EXERCISE GOAL: For this exercise, reproduce the records exactly as they stand and do not carry any images over.

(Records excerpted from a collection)
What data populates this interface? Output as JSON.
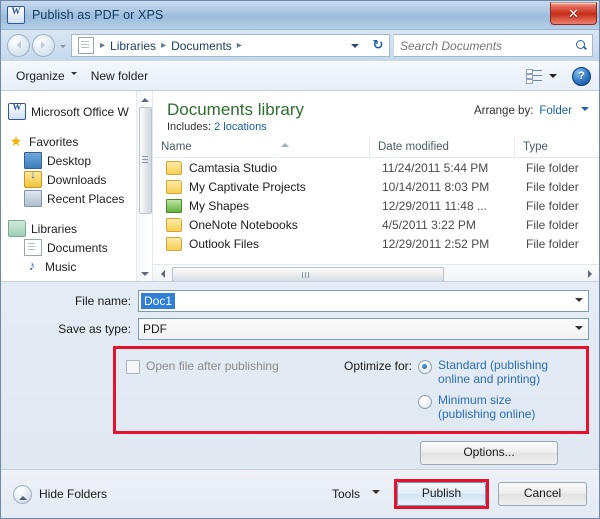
{
  "window": {
    "title": "Publish as PDF or XPS",
    "app_icon": "word-icon",
    "close_label": "✕"
  },
  "address_bar": {
    "back_icon": "back-arrow-icon",
    "forward_icon": "forward-arrow-icon",
    "history_icon": "chevron-down-icon",
    "path_icon": "documents-page-icon",
    "breadcrumbs": [
      "Libraries",
      "Documents"
    ],
    "separator": "▸",
    "dropdown_icon": "chevron-down-icon",
    "refresh_icon": "refresh-icon",
    "refresh_glyph": "↻",
    "search": {
      "placeholder": "Search Documents",
      "value": "",
      "icon": "search-icon"
    }
  },
  "toolbar": {
    "organize_label": "Organize",
    "new_folder_label": "New folder",
    "view_icon": "view-layout-icon",
    "view_caret_icon": "chevron-down-icon",
    "help_label": "?",
    "help_icon": "help-icon"
  },
  "sidebar": {
    "items": [
      {
        "label": "Microsoft Office W",
        "icon": "word-icon",
        "indent": false
      },
      {
        "label": "Favorites",
        "icon": "star-icon",
        "indent": false
      },
      {
        "label": "Desktop",
        "icon": "desktop-icon",
        "indent": true
      },
      {
        "label": "Downloads",
        "icon": "downloads-folder-icon",
        "indent": true
      },
      {
        "label": "Recent Places",
        "icon": "recent-places-icon",
        "indent": true
      },
      {
        "label": "Libraries",
        "icon": "libraries-icon",
        "indent": false
      },
      {
        "label": "Documents",
        "icon": "document-icon",
        "indent": true
      },
      {
        "label": "Music",
        "icon": "music-note-icon",
        "indent": true
      }
    ],
    "scrollbar": {
      "up_icon": "scroll-up-arrow-icon",
      "down_icon": "scroll-down-arrow-icon"
    }
  },
  "library": {
    "title": "Documents library",
    "includes_label": "Includes:",
    "includes_link": "2 locations",
    "arrange_label": "Arrange by:",
    "arrange_value": "Folder",
    "arrange_caret_icon": "chevron-down-icon"
  },
  "file_list": {
    "columns": [
      "Name",
      "Date modified",
      "Type"
    ],
    "sort_indicator": "sort-ascending-icon",
    "rows": [
      {
        "name": "Camtasia Studio",
        "date": "11/24/2011 5:44 PM",
        "type": "File folder",
        "icon": "folder-icon"
      },
      {
        "name": "My Captivate Projects",
        "date": "10/14/2011 8:03 PM",
        "type": "File folder",
        "icon": "folder-icon"
      },
      {
        "name": "My Shapes",
        "date": "12/29/2011 11:48 ...",
        "type": "File folder",
        "icon": "shapes-folder-icon"
      },
      {
        "name": "OneNote Notebooks",
        "date": "4/5/2011 3:22 PM",
        "type": "File folder",
        "icon": "folder-icon"
      },
      {
        "name": "Outlook Files",
        "date": "12/29/2011 2:52 PM",
        "type": "File folder",
        "icon": "folder-icon"
      }
    ],
    "hscroll": {
      "left_icon": "scroll-left-arrow-icon",
      "right_icon": "scroll-right-arrow-icon"
    }
  },
  "fields": {
    "file_name_label": "File name:",
    "file_name_value": "Doc1",
    "file_name_dropdown_icon": "chevron-down-icon",
    "save_type_label": "Save as type:",
    "save_type_value": "PDF",
    "save_type_dropdown_icon": "chevron-down-icon"
  },
  "options_panel": {
    "highlight_color": "#e8112d",
    "open_after_label": "Open file after publishing",
    "open_after_checked": false,
    "optimize_label": "Optimize for:",
    "radios": [
      {
        "line1": "Standard (publishing",
        "line2": "online and printing)",
        "selected": true
      },
      {
        "line1": "Minimum size",
        "line2": "(publishing online)",
        "selected": false
      }
    ],
    "options_button": "Options..."
  },
  "footer": {
    "hide_folders_label": "Hide Folders",
    "hide_folders_icon": "collapse-up-icon",
    "tools_label": "Tools",
    "tools_caret_icon": "chevron-down-icon",
    "publish_label": "Publish",
    "cancel_label": "Cancel",
    "publish_highlight_color": "#e8112d"
  }
}
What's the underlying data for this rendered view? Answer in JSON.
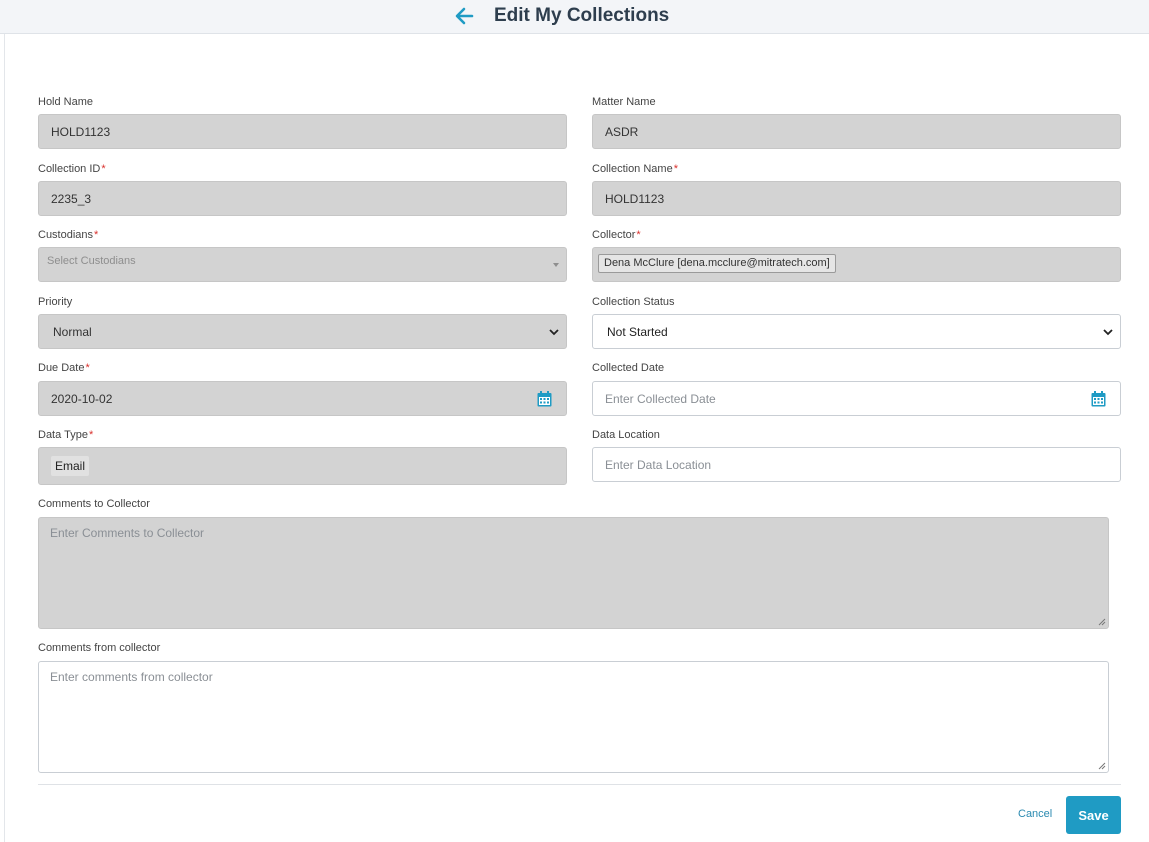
{
  "header": {
    "title": "Edit My Collections",
    "back_icon": "arrow-left-icon",
    "accent_color": "#1f9bc4"
  },
  "form": {
    "hold_name": {
      "label": "Hold Name",
      "value": "HOLD1123"
    },
    "matter_name": {
      "label": "Matter Name",
      "value": "ASDR"
    },
    "collection_id": {
      "label": "Collection ID",
      "required_mark": "*",
      "value": "2235_3"
    },
    "collection_name": {
      "label": "Collection Name",
      "required_mark": "*",
      "value": "HOLD1123"
    },
    "custodians": {
      "label": "Custodians",
      "required_mark": "*",
      "placeholder": "Select Custodians"
    },
    "collector": {
      "label": "Collector",
      "required_mark": "*",
      "value": "Dena McClure [dena.mcclure@mitratech.com]"
    },
    "priority": {
      "label": "Priority",
      "value": "Normal"
    },
    "collection_status": {
      "label": "Collection Status",
      "value": "Not Started"
    },
    "due_date": {
      "label": "Due Date",
      "required_mark": "*",
      "value": "2020-10-02"
    },
    "collected_date": {
      "label": "Collected Date",
      "placeholder": "Enter Collected Date"
    },
    "data_type": {
      "label": "Data Type",
      "required_mark": "*",
      "value": "Email"
    },
    "data_location": {
      "label": "Data Location",
      "placeholder": "Enter Data Location"
    },
    "comments_to_collector": {
      "label": "Comments to Collector",
      "placeholder": "Enter Comments to Collector"
    },
    "comments_from_collector": {
      "label": "Comments from collector",
      "placeholder": "Enter comments from collector"
    }
  },
  "footer": {
    "cancel_label": "Cancel",
    "save_label": "Save"
  }
}
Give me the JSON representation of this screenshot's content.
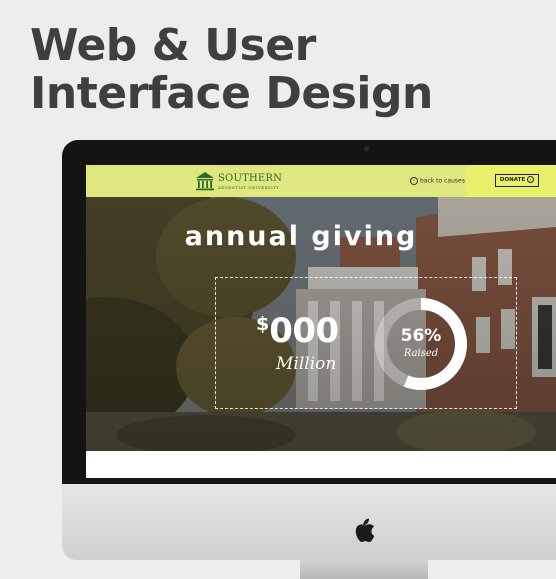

ANSWER TO THIS TASK:
What data populates this interface? Output as JSON.
{
  "window": {
    "title": "Publish as PDF or XPS",
    "app_icon": "word-icon",
    "close_label": "✕"
  },
  "address_bar": {
    "back_icon": "back-arrow-icon",
    "forward_icon": "forward-arrow-icon",
    "history_icon": "chevron-down-icon",
    "path_icon": "documents-page-icon",
    "breadcrumbs": [
      "Libraries",
      "Documents"
    ],
    "separator": "▸",
    "dropdown_icon": "chevron-down-icon",
    "refresh_icon": "refresh-icon",
    "refresh_glyph": "↻",
    "search": {
      "placeholder": "Search Documents",
      "value": "",
      "icon": "search-icon"
    }
  },
  "toolbar": {
    "organize_label": "Organize",
    "new_folder_label": "New folder",
    "view_icon": "view-layout-icon",
    "view_caret_icon": "chevron-down-icon",
    "help_label": "?",
    "help_icon": "help-icon"
  },
  "sidebar": {
    "items": [
      {
        "label": "Microsoft Office W",
        "icon": "word-icon",
        "indent": false
      },
      {
        "label": "Favorites",
        "icon": "star-icon",
        "indent": false
      },
      {
        "label": "Desktop",
        "icon": "desktop-icon",
        "indent": true
      },
      {
        "label": "Downloads",
        "icon": "downloads-folder-icon",
        "indent": true
      },
      {
        "label": "Recent Places",
        "icon": "recent-places-icon",
        "indent": true
      },
      {
        "label": "Libraries",
        "icon": "libraries-icon",
        "indent": false
      },
      {
        "label": "Documents",
        "icon": "document-icon",
        "indent": true
      },
      {
        "label": "Music",
        "icon": "music-note-icon",
        "indent": true
      }
    ],
    "scrollbar": {
      "up_icon": "scroll-up-arrow-icon",
      "down_icon": "scroll-down-arrow-icon"
    }
  },
  "library": {
    "title": "Documents library",
    "includes_label": "Includes:",
    "includes_link": "2 locations",
    "arrange_label": "Arrange by:",
    "arrange_value": "Folder",
    "arrange_caret_icon": "chevron-down-icon"
  },
  "file_list": {
    "columns": [
      "Name",
      "Date modified",
      "Type"
    ],
    "sort_indicator": "sort-ascending-icon",
    "rows": [
      {
        "name": "Camtasia Studio",
        "date": "11/24/2011 5:44 PM",
        "type": "File folder",
        "icon": "folder-icon"
      },
      {
        "name": "My Captivate Projects",
        "date": "10/14/2011 8:03 PM",
        "type": "File folder",
        "icon": "folder-icon"
      },
      {
        "name": "My Shapes",
        "date": "12/29/2011 11:48 ...",
        "type": "File folder",
        "icon": "shapes-folder-icon"
      },
      {
        "name": "OneNote Notebooks",
        "date": "4/5/2011 3:22 PM",
        "type": "File folder",
        "icon": "folder-icon"
      },
      {
        "name": "Outlook Files",
        "date": "12/29/2011 2:52 PM",
        "type": "File folder",
        "icon": "folder-icon"
      }
    ],
    "hscroll": {
      "left_icon": "scroll-left-arrow-icon",
      "right_icon": "scroll-right-arrow-icon"
    }
  },
  "fields": {
    "file_name_label": "File name:",
    "file_name_value": "Doc1",
    "file_name_dropdown_icon": "chevron-down-icon",
    "save_type_label": "Save as type:",
    "save_type_value": "PDF",
    "save_type_dropdown_icon": "chevron-down-icon"
  },
  "options_panel": {
    "highlight_color": "#e8112d",
    "open_after_label": "Open file after publishing",
    "open_after_checked": false,
    "optimize_label": "Optimize for:",
    "radios": [
      {
        "line1": "Standard (publishing",
        "line2": "online and printing)",
        "selected": true
      },
      {
        "line1": "Minimum size",
        "line2": "(publishing online)",
        "selected": false
      }
    ],
    "options_button": "Options..."
  },
  "footer": {
    "hide_folders_label": "Hide Folders",
    "hide_folders_icon": "collapse-up-icon",
    "tools_label": "Tools",
    "tools_caret_icon": "chevron-down-icon",
    "publish_label": "Publish",
    "cancel_label": "Cancel",
    "publish_highlight_color": "#e8112d"
  }
}
What's the underlying data for this rendered view? Answer in JSON.
{
  "header": {
    "title": "Edit My Collections",
    "back_icon": "arrow-left-icon",
    "accent_color": "#1f9bc4"
  },
  "form": {
    "hold_name": {
      "label": "Hold Name",
      "value": "HOLD1123"
    },
    "matter_name": {
      "label": "Matter Name",
      "value": "ASDR"
    },
    "collection_id": {
      "label": "Collection ID",
      "required_mark": "*",
      "value": "2235_3"
    },
    "collection_name": {
      "label": "Collection Name",
      "required_mark": "*",
      "value": "HOLD1123"
    },
    "custodians": {
      "label": "Custodians",
      "required_mark": "*",
      "placeholder": "Select Custodians"
    },
    "collector": {
      "label": "Collector",
      "required_mark": "*",
      "value": "Dena McClure [dena.mcclure@mitratech.com]"
    },
    "priority": {
      "label": "Priority",
      "value": "Normal"
    },
    "collection_status": {
      "label": "Collection Status",
      "value": "Not Started"
    },
    "due_date": {
      "label": "Due Date",
      "required_mark": "*",
      "value": "2020-10-02"
    },
    "collected_date": {
      "label": "Collected Date",
      "placeholder": "Enter Collected Date"
    },
    "data_type": {
      "label": "Data Type",
      "required_mark": "*",
      "value": "Email"
    },
    "data_location": {
      "label": "Data Location",
      "placeholder": "Enter Data Location"
    },
    "comments_to_collector": {
      "label": "Comments to Collector",
      "placeholder": "Enter Comments to Collector"
    },
    "comments_from_collector": {
      "label": "Comments from collector",
      "placeholder": "Enter comments from collector"
    }
  },
  "footer": {
    "cancel_label": "Cancel",
    "save_label": "Save"
  }
}
Give me the JSON representation of this screenshot's content.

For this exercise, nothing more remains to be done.